Can the combination of internal iliac temporary occlusion and uterine artery embolization reduce bleeding and the need for intraoperative blood transfusion in cases of invasive placentation?
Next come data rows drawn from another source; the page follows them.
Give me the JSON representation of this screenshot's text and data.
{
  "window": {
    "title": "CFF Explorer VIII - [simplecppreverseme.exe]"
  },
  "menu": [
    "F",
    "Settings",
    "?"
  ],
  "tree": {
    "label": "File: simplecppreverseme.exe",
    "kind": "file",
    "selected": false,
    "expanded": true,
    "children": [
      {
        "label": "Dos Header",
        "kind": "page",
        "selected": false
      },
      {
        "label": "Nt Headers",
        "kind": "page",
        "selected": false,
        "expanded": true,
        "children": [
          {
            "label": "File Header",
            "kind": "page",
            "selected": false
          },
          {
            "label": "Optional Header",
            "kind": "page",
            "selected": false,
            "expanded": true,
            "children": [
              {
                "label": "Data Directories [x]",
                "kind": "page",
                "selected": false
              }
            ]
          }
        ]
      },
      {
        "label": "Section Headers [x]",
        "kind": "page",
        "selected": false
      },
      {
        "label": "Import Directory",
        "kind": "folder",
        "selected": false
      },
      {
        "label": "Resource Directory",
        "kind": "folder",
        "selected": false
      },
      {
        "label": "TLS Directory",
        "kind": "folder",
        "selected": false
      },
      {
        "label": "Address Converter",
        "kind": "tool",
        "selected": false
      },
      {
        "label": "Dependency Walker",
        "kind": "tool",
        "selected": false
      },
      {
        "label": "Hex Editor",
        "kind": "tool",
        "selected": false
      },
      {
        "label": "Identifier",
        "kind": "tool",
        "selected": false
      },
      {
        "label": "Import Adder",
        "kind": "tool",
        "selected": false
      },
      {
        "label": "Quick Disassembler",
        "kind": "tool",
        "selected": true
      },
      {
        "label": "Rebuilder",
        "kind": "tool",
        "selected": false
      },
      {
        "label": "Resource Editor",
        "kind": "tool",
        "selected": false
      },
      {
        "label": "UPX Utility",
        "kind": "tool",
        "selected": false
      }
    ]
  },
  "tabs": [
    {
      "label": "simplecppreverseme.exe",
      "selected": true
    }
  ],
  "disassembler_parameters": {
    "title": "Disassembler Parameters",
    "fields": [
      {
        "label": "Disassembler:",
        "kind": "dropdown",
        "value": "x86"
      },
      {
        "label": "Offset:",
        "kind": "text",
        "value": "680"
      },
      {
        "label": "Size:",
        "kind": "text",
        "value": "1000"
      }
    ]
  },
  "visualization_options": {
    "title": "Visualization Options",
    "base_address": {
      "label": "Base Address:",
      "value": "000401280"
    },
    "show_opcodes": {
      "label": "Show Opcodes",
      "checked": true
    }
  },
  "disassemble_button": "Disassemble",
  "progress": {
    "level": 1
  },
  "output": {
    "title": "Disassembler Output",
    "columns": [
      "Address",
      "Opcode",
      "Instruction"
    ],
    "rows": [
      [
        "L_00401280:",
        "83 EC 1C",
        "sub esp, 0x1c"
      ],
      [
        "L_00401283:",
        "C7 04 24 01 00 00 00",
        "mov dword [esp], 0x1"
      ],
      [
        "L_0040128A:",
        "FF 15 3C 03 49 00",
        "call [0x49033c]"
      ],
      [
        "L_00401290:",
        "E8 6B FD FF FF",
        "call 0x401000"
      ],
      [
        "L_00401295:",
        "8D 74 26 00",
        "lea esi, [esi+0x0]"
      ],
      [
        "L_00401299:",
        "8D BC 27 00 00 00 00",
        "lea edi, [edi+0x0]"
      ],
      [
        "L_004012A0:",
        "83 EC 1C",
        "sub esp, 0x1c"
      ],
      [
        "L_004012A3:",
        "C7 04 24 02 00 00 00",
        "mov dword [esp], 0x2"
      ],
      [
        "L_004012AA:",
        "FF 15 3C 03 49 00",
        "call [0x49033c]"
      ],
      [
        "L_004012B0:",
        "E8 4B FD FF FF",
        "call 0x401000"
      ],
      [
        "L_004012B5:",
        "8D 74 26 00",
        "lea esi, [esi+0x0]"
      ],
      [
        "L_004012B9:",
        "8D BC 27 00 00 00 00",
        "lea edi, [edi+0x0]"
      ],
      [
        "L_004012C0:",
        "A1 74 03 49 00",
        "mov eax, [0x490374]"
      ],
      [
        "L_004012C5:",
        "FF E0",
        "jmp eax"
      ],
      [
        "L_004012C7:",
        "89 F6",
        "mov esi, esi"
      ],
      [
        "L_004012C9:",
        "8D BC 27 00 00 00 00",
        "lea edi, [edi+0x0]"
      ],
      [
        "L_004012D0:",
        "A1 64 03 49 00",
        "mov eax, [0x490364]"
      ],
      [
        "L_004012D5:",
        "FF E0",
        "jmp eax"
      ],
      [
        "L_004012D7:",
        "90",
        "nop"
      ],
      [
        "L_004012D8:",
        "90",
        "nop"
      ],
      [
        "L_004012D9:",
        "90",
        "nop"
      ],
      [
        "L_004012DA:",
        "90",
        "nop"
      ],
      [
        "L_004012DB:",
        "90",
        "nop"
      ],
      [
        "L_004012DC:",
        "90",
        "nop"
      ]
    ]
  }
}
OBJECTIVES: Women with invasive placentation (IP) are at high risk of life-threatening hemorrhage. In the last two decades, less invasive surgical approaches combined with endovascular procedures have proven to be safe. Most case series describe the use of temporary balloon occlusion and embolization, either combined or not. Concerning hemorrhage rates, each separate interventional approach performs better than surgery alone does, yet it is not clear whether the combination of multiple interventional techniques can be beneficial and promote a lower incidence of intrapartum bleeding. We aim to evaluate whether combining temporary balloon occlusion of the internal iliac artery and uterine artery embolization promotes better hemorrhage control than do other individual interventional approaches reported in the scientific literature in the context of cesarean birth followed by hysterectomy in patients with IP. METHODS: This is a retrospective analysis of patients with confirmed IP who underwent temporary balloon occlusion and embolization of the internal iliac arteries followed by puerperal hysterectomy. We compared patient results to data extracted from a recent systematic review and meta-analysis of the current literature that focused on interventional procedures in patients with IP. RESULTS: A total of 35 patients underwent the procedure during the study period in our institution. The mean volume of packed red blood cells and the estimated blood loss were 487.9 mL and 1193 mL, respectively. Four patients experienced complications that were attributed to the endovascular procedure. CONCLUSION: The combination of temporary balloon occlusion and uterine artery embolization does not seem to promote better hemorrhage control than each procedure performed individually does.